◆ **WORK INSTRUCTIONS**: Write out all of the entries that follow, word for word, but skip the pictures.

◆ **EXTRACTED RECORDS**:

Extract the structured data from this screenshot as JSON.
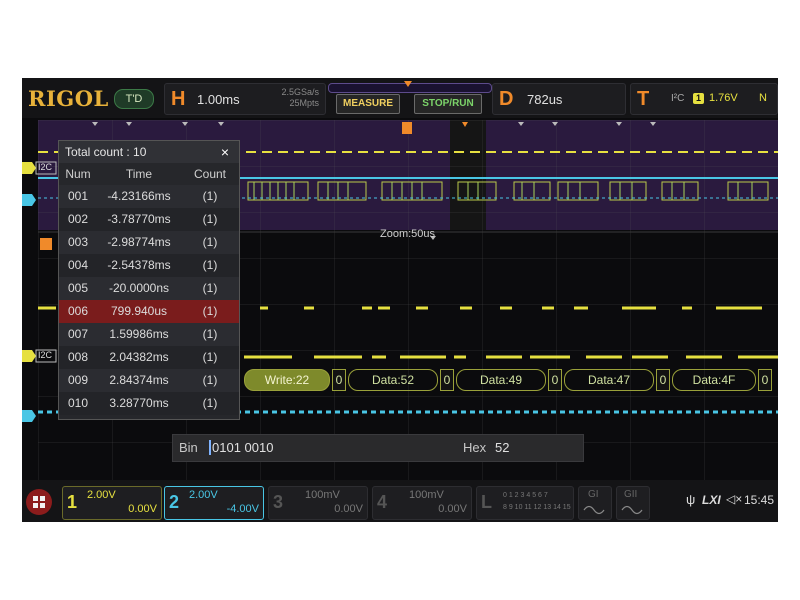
{
  "header": {
    "brand": "RIGOL",
    "mode_badge": "T'D",
    "horizontal": {
      "letter": "H",
      "timebase": "1.00ms",
      "sample_rate": "2.5GSa/s",
      "memory_depth": "25Mpts"
    },
    "measure_label": "MEASURE",
    "run_label": "STOP/RUN",
    "delay": {
      "letter": "D",
      "value": "782us"
    },
    "trigger": {
      "letter": "T",
      "type": "I²C",
      "channel": "1",
      "level": "1.76V",
      "mode": "N"
    }
  },
  "waveform": {
    "zoom_label": "Zoom:50us",
    "ch1_tag": "1",
    "ch2_tag": "2",
    "bus_tag_upper": "I2C",
    "bus_tag_lower": "I2C",
    "decode_frames": [
      {
        "type": "write",
        "text": "Write:22",
        "ack": "0"
      },
      {
        "type": "data",
        "text": "Data:52",
        "ack": "0"
      },
      {
        "type": "data",
        "text": "Data:49",
        "ack": "0"
      },
      {
        "type": "data",
        "text": "Data:47",
        "ack": "0"
      },
      {
        "type": "data",
        "text": "Data:4F",
        "ack": "0"
      }
    ]
  },
  "event_table": {
    "title": "Total count : 10",
    "close_icon": "×",
    "columns": [
      "Num",
      "Time",
      "Count"
    ],
    "rows": [
      {
        "num": "001",
        "time": "-4.23166ms",
        "count": "(1)"
      },
      {
        "num": "002",
        "time": "-3.78770ms",
        "count": "(1)"
      },
      {
        "num": "003",
        "time": "-2.98774ms",
        "count": "(1)"
      },
      {
        "num": "004",
        "time": "-2.54378ms",
        "count": "(1)"
      },
      {
        "num": "005",
        "time": "-20.0000ns",
        "count": "(1)"
      },
      {
        "num": "006",
        "time": "799.940us",
        "count": "(1)"
      },
      {
        "num": "007",
        "time": "1.59986ms",
        "count": "(1)"
      },
      {
        "num": "008",
        "time": "2.04382ms",
        "count": "(1)"
      },
      {
        "num": "009",
        "time": "2.84374ms",
        "count": "(1)"
      },
      {
        "num": "010",
        "time": "3.28770ms",
        "count": "(1)"
      }
    ],
    "selected_row": "006"
  },
  "value_bar": {
    "bin_label": "Bin",
    "bin_value": "0101 0010",
    "hex_label": "Hex",
    "hex_value": "52"
  },
  "footer": {
    "channels": [
      {
        "num": "1",
        "scale": "2.00V",
        "offset": "0.00V",
        "color": "#e6e040",
        "active": true
      },
      {
        "num": "2",
        "scale": "2.00V",
        "offset": "-4.00V",
        "color": "#49c6e5",
        "active": true
      },
      {
        "num": "3",
        "scale": "100mV",
        "offset": "0.00V",
        "color": "#666666",
        "active": false
      },
      {
        "num": "4",
        "scale": "100mV",
        "offset": "0.00V",
        "color": "#666666",
        "active": false
      }
    ],
    "logic": {
      "letter": "L",
      "row1": "0 1 2 3  4 5 6 7",
      "row2": "8 9 10 11 12 13 14 15"
    },
    "generator1": "GI",
    "generator2": "GII",
    "usb_icon": "usb-icon",
    "lxi_label": "LXI",
    "sound_icon": "speaker-icon",
    "clock": "15:45"
  },
  "colors": {
    "ch1": "#e6e040",
    "ch2": "#49c6e5",
    "accent": "#f08a2a",
    "zoom_band": "#2a1a3e",
    "selected_row": "#7a1c1c"
  }
}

◆ **ANSWER FOR THIS EXERCISE**:
Extract the structured data from this screenshot as JSON.
{
  "header": {
    "brand": "RIGOL",
    "mode_badge": "T'D",
    "horizontal": {
      "letter": "H",
      "timebase": "1.00ms",
      "sample_rate": "2.5GSa/s",
      "memory_depth": "25Mpts"
    },
    "measure_label": "MEASURE",
    "run_label": "STOP/RUN",
    "delay": {
      "letter": "D",
      "value": "782us"
    },
    "trigger": {
      "letter": "T",
      "type": "I²C",
      "channel": "1",
      "level": "1.76V",
      "mode": "N"
    }
  },
  "waveform": {
    "zoom_label": "Zoom:50us",
    "ch1_tag": "1",
    "ch2_tag": "2",
    "bus_tag_upper": "I2C",
    "bus_tag_lower": "I2C",
    "decode_frames": [
      {
        "type": "write",
        "text": "Write:22",
        "ack": "0"
      },
      {
        "type": "data",
        "text": "Data:52",
        "ack": "0"
      },
      {
        "type": "data",
        "text": "Data:49",
        "ack": "0"
      },
      {
        "type": "data",
        "text": "Data:47",
        "ack": "0"
      },
      {
        "type": "data",
        "text": "Data:4F",
        "ack": "0"
      }
    ]
  },
  "event_table": {
    "title": "Total count : 10",
    "close_icon": "×",
    "columns": [
      "Num",
      "Time",
      "Count"
    ],
    "rows": [
      {
        "num": "001",
        "time": "-4.23166ms",
        "count": "(1)"
      },
      {
        "num": "002",
        "time": "-3.78770ms",
        "count": "(1)"
      },
      {
        "num": "003",
        "time": "-2.98774ms",
        "count": "(1)"
      },
      {
        "num": "004",
        "time": "-2.54378ms",
        "count": "(1)"
      },
      {
        "num": "005",
        "time": "-20.0000ns",
        "count": "(1)"
      },
      {
        "num": "006",
        "time": "799.940us",
        "count": "(1)"
      },
      {
        "num": "007",
        "time": "1.59986ms",
        "count": "(1)"
      },
      {
        "num": "008",
        "time": "2.04382ms",
        "count": "(1)"
      },
      {
        "num": "009",
        "time": "2.84374ms",
        "count": "(1)"
      },
      {
        "num": "010",
        "time": "3.28770ms",
        "count": "(1)"
      }
    ],
    "selected_row": "006"
  },
  "value_bar": {
    "bin_label": "Bin",
    "bin_value": "0101 0010",
    "hex_label": "Hex",
    "hex_value": "52"
  },
  "footer": {
    "channels": [
      {
        "num": "1",
        "scale": "2.00V",
        "offset": "0.00V",
        "color": "#e6e040",
        "active": true
      },
      {
        "num": "2",
        "scale": "2.00V",
        "offset": "-4.00V",
        "color": "#49c6e5",
        "active": true
      },
      {
        "num": "3",
        "scale": "100mV",
        "offset": "0.00V",
        "color": "#666666",
        "active": false
      },
      {
        "num": "4",
        "scale": "100mV",
        "offset": "0.00V",
        "color": "#666666",
        "active": false
      }
    ],
    "logic": {
      "letter": "L",
      "row1": "0 1 2 3  4 5 6 7",
      "row2": "8 9 10 11 12 13 14 15"
    },
    "generator1": "GI",
    "generator2": "GII",
    "usb_icon": "usb-icon",
    "lxi_label": "LXI",
    "sound_icon": "speaker-icon",
    "clock": "15:45"
  },
  "colors": {
    "ch1": "#e6e040",
    "ch2": "#49c6e5",
    "accent": "#f08a2a",
    "zoom_band": "#2a1a3e",
    "selected_row": "#7a1c1c"
  }
}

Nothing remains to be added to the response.